# Task brief
Narrow the data below down to the lines containing "caption".

# Input data
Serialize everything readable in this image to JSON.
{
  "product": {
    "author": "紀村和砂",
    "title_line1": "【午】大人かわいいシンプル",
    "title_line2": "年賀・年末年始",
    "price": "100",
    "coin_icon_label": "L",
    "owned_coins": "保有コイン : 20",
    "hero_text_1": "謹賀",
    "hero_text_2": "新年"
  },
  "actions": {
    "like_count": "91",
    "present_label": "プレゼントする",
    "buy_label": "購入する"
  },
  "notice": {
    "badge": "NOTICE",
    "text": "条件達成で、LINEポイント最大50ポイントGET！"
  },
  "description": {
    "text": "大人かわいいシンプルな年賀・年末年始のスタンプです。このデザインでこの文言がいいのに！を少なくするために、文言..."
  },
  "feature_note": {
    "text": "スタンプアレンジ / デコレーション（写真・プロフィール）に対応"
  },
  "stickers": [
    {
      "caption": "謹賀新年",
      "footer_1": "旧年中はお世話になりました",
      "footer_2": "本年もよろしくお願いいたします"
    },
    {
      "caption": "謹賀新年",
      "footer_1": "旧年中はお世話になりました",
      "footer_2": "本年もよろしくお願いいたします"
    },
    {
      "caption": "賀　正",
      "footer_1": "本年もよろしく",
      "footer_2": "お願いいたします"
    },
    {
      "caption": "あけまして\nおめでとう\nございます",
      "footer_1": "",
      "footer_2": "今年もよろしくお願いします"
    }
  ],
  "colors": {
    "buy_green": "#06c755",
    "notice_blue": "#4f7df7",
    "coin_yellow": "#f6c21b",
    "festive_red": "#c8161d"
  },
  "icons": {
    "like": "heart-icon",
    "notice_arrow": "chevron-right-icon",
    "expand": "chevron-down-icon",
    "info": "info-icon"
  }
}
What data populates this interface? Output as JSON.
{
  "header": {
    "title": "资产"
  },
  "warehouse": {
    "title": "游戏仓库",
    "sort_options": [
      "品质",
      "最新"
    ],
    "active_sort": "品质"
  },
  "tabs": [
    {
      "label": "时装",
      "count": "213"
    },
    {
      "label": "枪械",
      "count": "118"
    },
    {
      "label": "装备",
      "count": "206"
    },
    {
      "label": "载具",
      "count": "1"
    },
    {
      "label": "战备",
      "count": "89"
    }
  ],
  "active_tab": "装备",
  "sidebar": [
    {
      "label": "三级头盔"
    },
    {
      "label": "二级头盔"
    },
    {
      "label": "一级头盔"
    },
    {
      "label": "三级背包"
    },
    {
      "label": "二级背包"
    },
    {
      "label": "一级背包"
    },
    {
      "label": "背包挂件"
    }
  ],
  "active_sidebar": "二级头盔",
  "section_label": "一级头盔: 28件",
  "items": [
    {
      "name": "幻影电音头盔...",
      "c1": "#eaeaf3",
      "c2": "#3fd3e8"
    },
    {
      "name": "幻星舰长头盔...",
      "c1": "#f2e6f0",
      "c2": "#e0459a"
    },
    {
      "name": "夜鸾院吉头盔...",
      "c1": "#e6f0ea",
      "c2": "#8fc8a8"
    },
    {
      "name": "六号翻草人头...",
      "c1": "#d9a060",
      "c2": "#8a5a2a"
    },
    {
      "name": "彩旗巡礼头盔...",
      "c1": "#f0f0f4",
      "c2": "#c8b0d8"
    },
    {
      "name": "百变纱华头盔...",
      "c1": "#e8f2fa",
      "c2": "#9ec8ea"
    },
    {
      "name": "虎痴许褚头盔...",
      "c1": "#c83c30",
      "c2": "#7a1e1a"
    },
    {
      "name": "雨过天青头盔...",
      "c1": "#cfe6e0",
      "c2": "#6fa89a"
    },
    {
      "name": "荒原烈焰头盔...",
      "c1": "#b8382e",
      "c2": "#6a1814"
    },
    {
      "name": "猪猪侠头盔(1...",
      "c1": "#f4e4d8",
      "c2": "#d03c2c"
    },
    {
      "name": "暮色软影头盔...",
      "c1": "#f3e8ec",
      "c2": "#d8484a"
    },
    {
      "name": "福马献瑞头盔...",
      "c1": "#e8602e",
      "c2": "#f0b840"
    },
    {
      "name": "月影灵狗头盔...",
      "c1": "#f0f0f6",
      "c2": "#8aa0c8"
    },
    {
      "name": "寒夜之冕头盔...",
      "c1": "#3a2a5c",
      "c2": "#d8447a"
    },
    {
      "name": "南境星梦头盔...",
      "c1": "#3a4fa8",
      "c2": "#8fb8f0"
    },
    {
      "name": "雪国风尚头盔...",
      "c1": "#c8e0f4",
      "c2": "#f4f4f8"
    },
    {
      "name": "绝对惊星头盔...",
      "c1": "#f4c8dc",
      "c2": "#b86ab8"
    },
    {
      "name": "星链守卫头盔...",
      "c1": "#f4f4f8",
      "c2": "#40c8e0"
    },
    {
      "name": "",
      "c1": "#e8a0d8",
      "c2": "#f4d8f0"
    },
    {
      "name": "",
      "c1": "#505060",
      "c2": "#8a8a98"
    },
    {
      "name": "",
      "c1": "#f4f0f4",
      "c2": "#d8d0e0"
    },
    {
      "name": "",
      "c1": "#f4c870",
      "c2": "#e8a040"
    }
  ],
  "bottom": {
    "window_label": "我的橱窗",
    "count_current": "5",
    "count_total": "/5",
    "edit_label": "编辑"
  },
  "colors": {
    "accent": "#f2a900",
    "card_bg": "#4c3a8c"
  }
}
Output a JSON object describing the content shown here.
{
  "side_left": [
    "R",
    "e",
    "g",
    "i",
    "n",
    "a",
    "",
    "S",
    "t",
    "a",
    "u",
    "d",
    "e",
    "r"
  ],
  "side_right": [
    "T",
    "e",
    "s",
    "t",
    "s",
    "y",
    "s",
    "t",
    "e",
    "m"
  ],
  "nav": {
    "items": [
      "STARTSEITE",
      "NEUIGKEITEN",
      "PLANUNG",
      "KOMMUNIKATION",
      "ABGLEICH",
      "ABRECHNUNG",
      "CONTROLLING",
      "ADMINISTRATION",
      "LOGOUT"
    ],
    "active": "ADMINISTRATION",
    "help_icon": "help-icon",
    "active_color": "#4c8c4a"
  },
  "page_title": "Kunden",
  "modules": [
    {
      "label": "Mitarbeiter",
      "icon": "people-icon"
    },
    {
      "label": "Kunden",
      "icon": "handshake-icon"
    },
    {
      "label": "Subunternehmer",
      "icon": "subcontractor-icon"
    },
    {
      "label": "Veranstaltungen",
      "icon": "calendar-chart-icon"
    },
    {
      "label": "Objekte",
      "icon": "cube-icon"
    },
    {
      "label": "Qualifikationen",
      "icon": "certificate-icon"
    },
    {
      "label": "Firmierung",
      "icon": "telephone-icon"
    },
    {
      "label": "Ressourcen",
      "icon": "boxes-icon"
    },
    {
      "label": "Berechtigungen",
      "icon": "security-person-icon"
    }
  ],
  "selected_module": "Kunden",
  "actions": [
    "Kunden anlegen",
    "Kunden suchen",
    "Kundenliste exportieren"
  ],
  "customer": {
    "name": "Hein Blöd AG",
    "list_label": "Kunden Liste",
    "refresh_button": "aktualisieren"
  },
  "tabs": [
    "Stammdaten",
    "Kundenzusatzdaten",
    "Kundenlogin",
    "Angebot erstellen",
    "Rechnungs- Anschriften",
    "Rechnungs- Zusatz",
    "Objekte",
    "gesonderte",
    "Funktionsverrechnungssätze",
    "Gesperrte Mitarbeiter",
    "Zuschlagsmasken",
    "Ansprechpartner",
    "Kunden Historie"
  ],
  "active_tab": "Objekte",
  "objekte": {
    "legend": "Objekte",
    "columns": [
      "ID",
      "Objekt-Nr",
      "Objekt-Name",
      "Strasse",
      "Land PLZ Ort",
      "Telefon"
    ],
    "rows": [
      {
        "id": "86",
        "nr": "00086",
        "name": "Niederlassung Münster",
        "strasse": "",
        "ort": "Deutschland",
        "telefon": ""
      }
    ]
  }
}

# Task answer
      "caption": "謹賀新年",
      "caption": "謹賀新年",
      "caption": "賀　正",
      "caption": "あけまして\nおめでとう\nございます",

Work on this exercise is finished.